1.Lots of typos.
2.The essays seems to range over a variety of subjects, but there is nothing too controversial. I can pick out a few obvious ones like electoral law.
Also, one of the thing that is interesting is that the hook is pretty on topic. In French schools, we were taught instead to have a lead that was off-topic as to serve as a hook (E.g. “Seagull go to die when they feel like they are no longer needed by their flock. Just like seagulls,teenagers commit suicide whenever they feel they got dumped by their cliques.”)
I was thinking on using Word2Vec or some other approach to detect the subject to differentiate the Lead from the other parts as a feature, but I guess this approach will have to be abandoned.
I don’t know anything about NLP so I’ll start by the most obvious place: the kaggle discussion board pertaining to this challenge:
I found the several ngrams with R, this gentleman right here that answered most of my questions:https://www.kaggle.com/erikbruin/nlp-on-student-writing-eda/notebook
We have a couple of important things:
1.About 40% of essays don’t have a lead statement
2.Some don’t even have a concluding statement.
3.The discourse type seems to be correlated to average length of text.
4.Counterclaim and rebuttals aren’t as present as others.

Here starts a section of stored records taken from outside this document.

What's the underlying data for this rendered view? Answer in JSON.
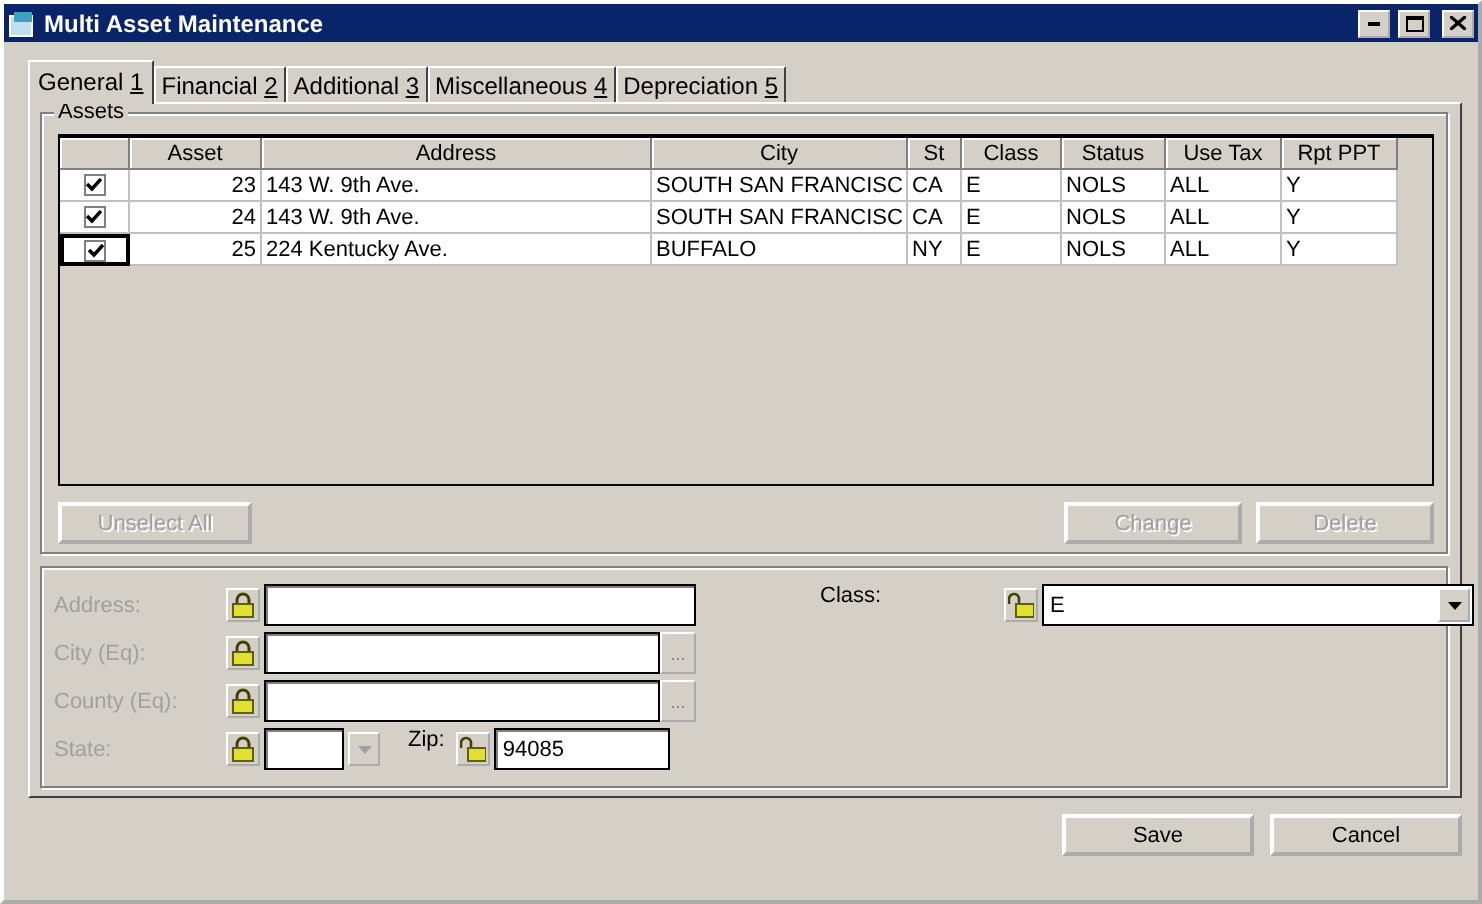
{
  "window": {
    "title": "Multi Asset Maintenance"
  },
  "tabs": [
    {
      "label": "General",
      "key": "1",
      "selected": true
    },
    {
      "label": "Financial",
      "key": "2",
      "selected": false
    },
    {
      "label": "Additional",
      "key": "3",
      "selected": false
    },
    {
      "label": "Miscellaneous",
      "key": "4",
      "selected": false
    },
    {
      "label": "Depreciation",
      "key": "5",
      "selected": false
    }
  ],
  "assets": {
    "title": "Assets",
    "columns": [
      "Asset",
      "Address",
      "City",
      "St",
      "Class",
      "Status",
      "Use Tax",
      "Rpt PPT"
    ],
    "rows": [
      {
        "checked": true,
        "focused": false,
        "cells": [
          "23",
          "143 W. 9th Ave.",
          "SOUTH SAN FRANCISC",
          "CA",
          "E",
          "NOLS",
          "ALL",
          "Y"
        ]
      },
      {
        "checked": true,
        "focused": false,
        "cells": [
          "24",
          "143 W. 9th Ave.",
          "SOUTH SAN FRANCISC",
          "CA",
          "E",
          "NOLS",
          "ALL",
          "Y"
        ]
      },
      {
        "checked": true,
        "focused": true,
        "cells": [
          "25",
          "224 Kentucky Ave.",
          "BUFFALO",
          "NY",
          "E",
          "NOLS",
          "ALL",
          "Y"
        ]
      }
    ],
    "buttons": [
      {
        "label": "Unselect All",
        "disabled": true
      },
      {
        "label": "Change",
        "disabled": true
      },
      {
        "label": "Delete",
        "disabled": true
      }
    ]
  },
  "fields": [
    {
      "kind": "text",
      "label": "Address:",
      "disabled": true,
      "locked": true
    },
    {
      "kind": "lookup",
      "label": "City (Eq):",
      "disabled": true,
      "locked": true,
      "button": "..."
    },
    {
      "kind": "lookup",
      "label": "County (Eq):",
      "disabled": true,
      "locked": true,
      "button": "..."
    },
    {
      "kind": "state",
      "label": "State:",
      "disabled": true,
      "locked": true
    }
  ],
  "zip": {
    "label": "Zip:",
    "locked": false,
    "value": "94085"
  },
  "class_field": {
    "label": "Class:",
    "locked": false,
    "value": "E"
  },
  "footer_buttons": [
    {
      "label": "Save",
      "disabled": false
    },
    {
      "label": "Cancel",
      "disabled": false
    }
  ]
}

E.g. This is biased set and I’m probably going to have to augment them in order to train whatever model(s) is needed.
- There are 32162 gaps of text that are unclassified. Most of these tend to be quite small (the median is probably around 30 or 40 characters). Consideration should be given as to how to include them into our model (if at all).
- Predictionstring and not discourse_start/end dictate the position of the annotation
- Annotators make mistakes or make questionables annotations. E.g. This is an example: “The first of many reasons why we should limit car usage is because of (greenhouse gas emissions)”. The part between parathesis so the model has to account for human error.
There are some obvious bread crumps to follow.
Based on the n-grams,American educators seem to have a beef with the electoral college system.
But why do they have a beef with Venus?And what do they have against Facial Action Coding?
In the early 19th century, that would have been a mystery for Hercule Poirot. Unfortunately, he is a fictional character and thus cannot help us.
I could start digging further into the data, but I think it is a good idea to try to get an overview as to where we’re going and what architecture I’m going to use. I know very little about NLP and so I think it’s best to take a second look after I’ve had a fresh new perspective.